THE PROBLEM — Print the records below exactly as they appear.

----- DATA RECORDS

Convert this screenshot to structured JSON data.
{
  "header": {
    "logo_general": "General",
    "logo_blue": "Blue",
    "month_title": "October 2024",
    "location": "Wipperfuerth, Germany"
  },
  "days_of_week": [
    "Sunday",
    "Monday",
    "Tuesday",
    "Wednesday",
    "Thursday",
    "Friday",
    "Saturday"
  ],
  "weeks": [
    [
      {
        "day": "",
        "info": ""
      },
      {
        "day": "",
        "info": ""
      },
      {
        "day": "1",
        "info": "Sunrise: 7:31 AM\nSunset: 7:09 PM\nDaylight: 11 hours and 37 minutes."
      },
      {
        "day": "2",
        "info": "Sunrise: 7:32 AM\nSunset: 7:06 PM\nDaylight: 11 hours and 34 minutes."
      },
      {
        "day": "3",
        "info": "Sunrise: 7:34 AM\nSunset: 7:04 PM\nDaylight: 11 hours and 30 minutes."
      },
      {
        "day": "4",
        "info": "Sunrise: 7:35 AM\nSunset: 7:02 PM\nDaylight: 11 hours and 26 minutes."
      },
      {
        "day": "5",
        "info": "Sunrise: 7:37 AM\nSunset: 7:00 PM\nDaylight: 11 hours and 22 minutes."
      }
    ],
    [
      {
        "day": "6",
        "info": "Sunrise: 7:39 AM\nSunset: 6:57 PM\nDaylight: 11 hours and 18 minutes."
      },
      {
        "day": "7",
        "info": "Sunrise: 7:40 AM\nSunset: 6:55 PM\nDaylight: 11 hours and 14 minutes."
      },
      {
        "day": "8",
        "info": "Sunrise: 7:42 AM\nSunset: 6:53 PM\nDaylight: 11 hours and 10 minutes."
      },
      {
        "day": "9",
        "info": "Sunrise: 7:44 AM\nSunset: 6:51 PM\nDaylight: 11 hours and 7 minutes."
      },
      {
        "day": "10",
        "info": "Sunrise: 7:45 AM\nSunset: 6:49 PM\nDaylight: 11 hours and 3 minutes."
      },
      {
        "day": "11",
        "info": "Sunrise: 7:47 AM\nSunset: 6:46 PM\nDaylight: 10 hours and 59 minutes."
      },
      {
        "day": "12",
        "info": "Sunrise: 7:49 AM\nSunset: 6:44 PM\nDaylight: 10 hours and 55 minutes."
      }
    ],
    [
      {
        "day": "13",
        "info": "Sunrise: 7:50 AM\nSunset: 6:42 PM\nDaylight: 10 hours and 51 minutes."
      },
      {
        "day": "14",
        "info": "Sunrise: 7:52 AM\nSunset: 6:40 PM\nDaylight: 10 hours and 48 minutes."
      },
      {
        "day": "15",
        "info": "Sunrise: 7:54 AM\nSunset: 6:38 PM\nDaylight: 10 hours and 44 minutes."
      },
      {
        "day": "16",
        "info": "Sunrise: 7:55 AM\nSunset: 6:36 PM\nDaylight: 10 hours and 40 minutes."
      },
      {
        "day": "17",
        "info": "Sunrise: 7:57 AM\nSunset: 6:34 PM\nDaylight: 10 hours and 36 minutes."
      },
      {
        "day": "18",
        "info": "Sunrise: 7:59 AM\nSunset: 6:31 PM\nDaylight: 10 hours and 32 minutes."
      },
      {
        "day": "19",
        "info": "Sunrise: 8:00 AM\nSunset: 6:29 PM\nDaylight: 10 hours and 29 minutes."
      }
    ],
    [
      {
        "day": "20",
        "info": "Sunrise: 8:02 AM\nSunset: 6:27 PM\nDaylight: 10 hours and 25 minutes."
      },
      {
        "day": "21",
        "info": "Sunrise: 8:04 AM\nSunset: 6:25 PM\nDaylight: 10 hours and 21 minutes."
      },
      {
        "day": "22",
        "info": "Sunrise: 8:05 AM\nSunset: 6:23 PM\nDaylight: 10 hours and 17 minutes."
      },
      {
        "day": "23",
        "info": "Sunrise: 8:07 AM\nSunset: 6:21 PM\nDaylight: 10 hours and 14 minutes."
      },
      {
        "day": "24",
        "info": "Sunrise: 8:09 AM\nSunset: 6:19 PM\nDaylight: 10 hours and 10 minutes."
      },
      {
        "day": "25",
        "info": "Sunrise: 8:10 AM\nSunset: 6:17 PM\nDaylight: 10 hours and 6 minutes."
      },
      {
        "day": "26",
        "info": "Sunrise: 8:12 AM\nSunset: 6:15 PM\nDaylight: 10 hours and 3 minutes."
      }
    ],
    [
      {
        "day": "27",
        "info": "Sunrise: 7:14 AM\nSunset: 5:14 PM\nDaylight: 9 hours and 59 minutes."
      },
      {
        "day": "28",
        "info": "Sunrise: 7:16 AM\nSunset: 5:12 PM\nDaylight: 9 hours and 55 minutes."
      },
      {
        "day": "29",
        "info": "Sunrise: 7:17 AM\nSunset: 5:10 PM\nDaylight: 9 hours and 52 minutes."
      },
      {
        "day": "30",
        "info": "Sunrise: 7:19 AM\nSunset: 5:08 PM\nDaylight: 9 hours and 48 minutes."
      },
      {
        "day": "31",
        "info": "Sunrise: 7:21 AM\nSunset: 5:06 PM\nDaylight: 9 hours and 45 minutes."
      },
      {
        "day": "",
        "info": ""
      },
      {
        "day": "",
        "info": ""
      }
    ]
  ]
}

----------

RESPONSE TO THIS EXERCISE —
Convert this screenshot to structured JSON data.
{
  "header": {
    "logo_general": "General",
    "logo_blue": "Blue",
    "month_title": "October 2024",
    "location": "Wipperfuerth, Germany"
  },
  "days_of_week": [
    "Sunday",
    "Monday",
    "Tuesday",
    "Wednesday",
    "Thursday",
    "Friday",
    "Saturday"
  ],
  "weeks": [
    [
      {
        "day": "",
        "info": ""
      },
      {
        "day": "",
        "info": ""
      },
      {
        "day": "1",
        "info": "Sunrise: 7:31 AM\nSunset: 7:09 PM\nDaylight: 11 hours and 37 minutes."
      },
      {
        "day": "2",
        "info": "Sunrise: 7:32 AM\nSunset: 7:06 PM\nDaylight: 11 hours and 34 minutes."
      },
      {
        "day": "3",
        "info": "Sunrise: 7:34 AM\nSunset: 7:04 PM\nDaylight: 11 hours and 30 minutes."
      },
      {
        "day": "4",
        "info": "Sunrise: 7:35 AM\nSunset: 7:02 PM\nDaylight: 11 hours and 26 minutes."
      },
      {
        "day": "5",
        "info": "Sunrise: 7:37 AM\nSunset: 7:00 PM\nDaylight: 11 hours and 22 minutes."
      }
    ],
    [
      {
        "day": "6",
        "info": "Sunrise: 7:39 AM\nSunset: 6:57 PM\nDaylight: 11 hours and 18 minutes."
      },
      {
        "day": "7",
        "info": "Sunrise: 7:40 AM\nSunset: 6:55 PM\nDaylight: 11 hours and 14 minutes."
      },
      {
        "day": "8",
        "info": "Sunrise: 7:42 AM\nSunset: 6:53 PM\nDaylight: 11 hours and 10 minutes."
      },
      {
        "day": "9",
        "info": "Sunrise: 7:44 AM\nSunset: 6:51 PM\nDaylight: 11 hours and 7 minutes."
      },
      {
        "day": "10",
        "info": "Sunrise: 7:45 AM\nSunset: 6:49 PM\nDaylight: 11 hours and 3 minutes."
      },
      {
        "day": "11",
        "info": "Sunrise: 7:47 AM\nSunset: 6:46 PM\nDaylight: 10 hours and 59 minutes."
      },
      {
        "day": "12",
        "info": "Sunrise: 7:49 AM\nSunset: 6:44 PM\nDaylight: 10 hours and 55 minutes."
      }
    ],
    [
      {
        "day": "13",
        "info": "Sunrise: 7:50 AM\nSunset: 6:42 PM\nDaylight: 10 hours and 51 minutes."
      },
      {
        "day": "14",
        "info": "Sunrise: 7:52 AM\nSunset: 6:40 PM\nDaylight: 10 hours and 48 minutes."
      },
      {
        "day": "15",
        "info": "Sunrise: 7:54 AM\nSunset: 6:38 PM\nDaylight: 10 hours and 44 minutes."
      },
      {
        "day": "16",
        "info": "Sunrise: 7:55 AM\nSunset: 6:36 PM\nDaylight: 10 hours and 40 minutes."
      },
      {
        "day": "17",
        "info": "Sunrise: 7:57 AM\nSunset: 6:34 PM\nDaylight: 10 hours and 36 minutes."
      },
      {
        "day": "18",
        "info": "Sunrise: 7:59 AM\nSunset: 6:31 PM\nDaylight: 10 hours and 32 minutes."
      },
      {
        "day": "19",
        "info": "Sunrise: 8:00 AM\nSunset: 6:29 PM\nDaylight: 10 hours and 29 minutes."
      }
    ],
    [
      {
        "day": "20",
        "info": "Sunrise: 8:02 AM\nSunset: 6:27 PM\nDaylight: 10 hours and 25 minutes."
      },
      {
        "day": "21",
        "info": "Sunrise: 8:04 AM\nSunset: 6:25 PM\nDaylight: 10 hours and 21 minutes."
      },
      {
        "day": "22",
        "info": "Sunrise: 8:05 AM\nSunset: 6:23 PM\nDaylight: 10 hours and 17 minutes."
      },
      {
        "day": "23",
        "info": "Sunrise: 8:07 AM\nSunset: 6:21 PM\nDaylight: 10 hours and 14 minutes."
      },
      {
        "day": "24",
        "info": "Sunrise: 8:09 AM\nSunset: 6:19 PM\nDaylight: 10 hours and 10 minutes."
      },
      {
        "day": "25",
        "info": "Sunrise: 8:10 AM\nSunset: 6:17 PM\nDaylight: 10 hours and 6 minutes."
      },
      {
        "day": "26",
        "info": "Sunrise: 8:12 AM\nSunset: 6:15 PM\nDaylight: 10 hours and 3 minutes."
      }
    ],
    [
      {
        "day": "27",
        "info": "Sunrise: 7:14 AM\nSunset: 5:14 PM\nDaylight: 9 hours and 59 minutes."
      },
      {
        "day": "28",
        "info": "Sunrise: 7:16 AM\nSunset: 5:12 PM\nDaylight: 9 hours and 55 minutes."
      },
      {
        "day": "29",
        "info": "Sunrise: 7:17 AM\nSunset: 5:10 PM\nDaylight: 9 hours and 52 minutes."
      },
      {
        "day": "30",
        "info": "Sunrise: 7:19 AM\nSunset: 5:08 PM\nDaylight: 9 hours and 48 minutes."
      },
      {
        "day": "31",
        "info": "Sunrise: 7:21 AM\nSunset: 5:06 PM\nDaylight: 9 hours and 45 minutes."
      },
      {
        "day": "",
        "info": ""
      },
      {
        "day": "",
        "info": ""
      }
    ]
  ]
}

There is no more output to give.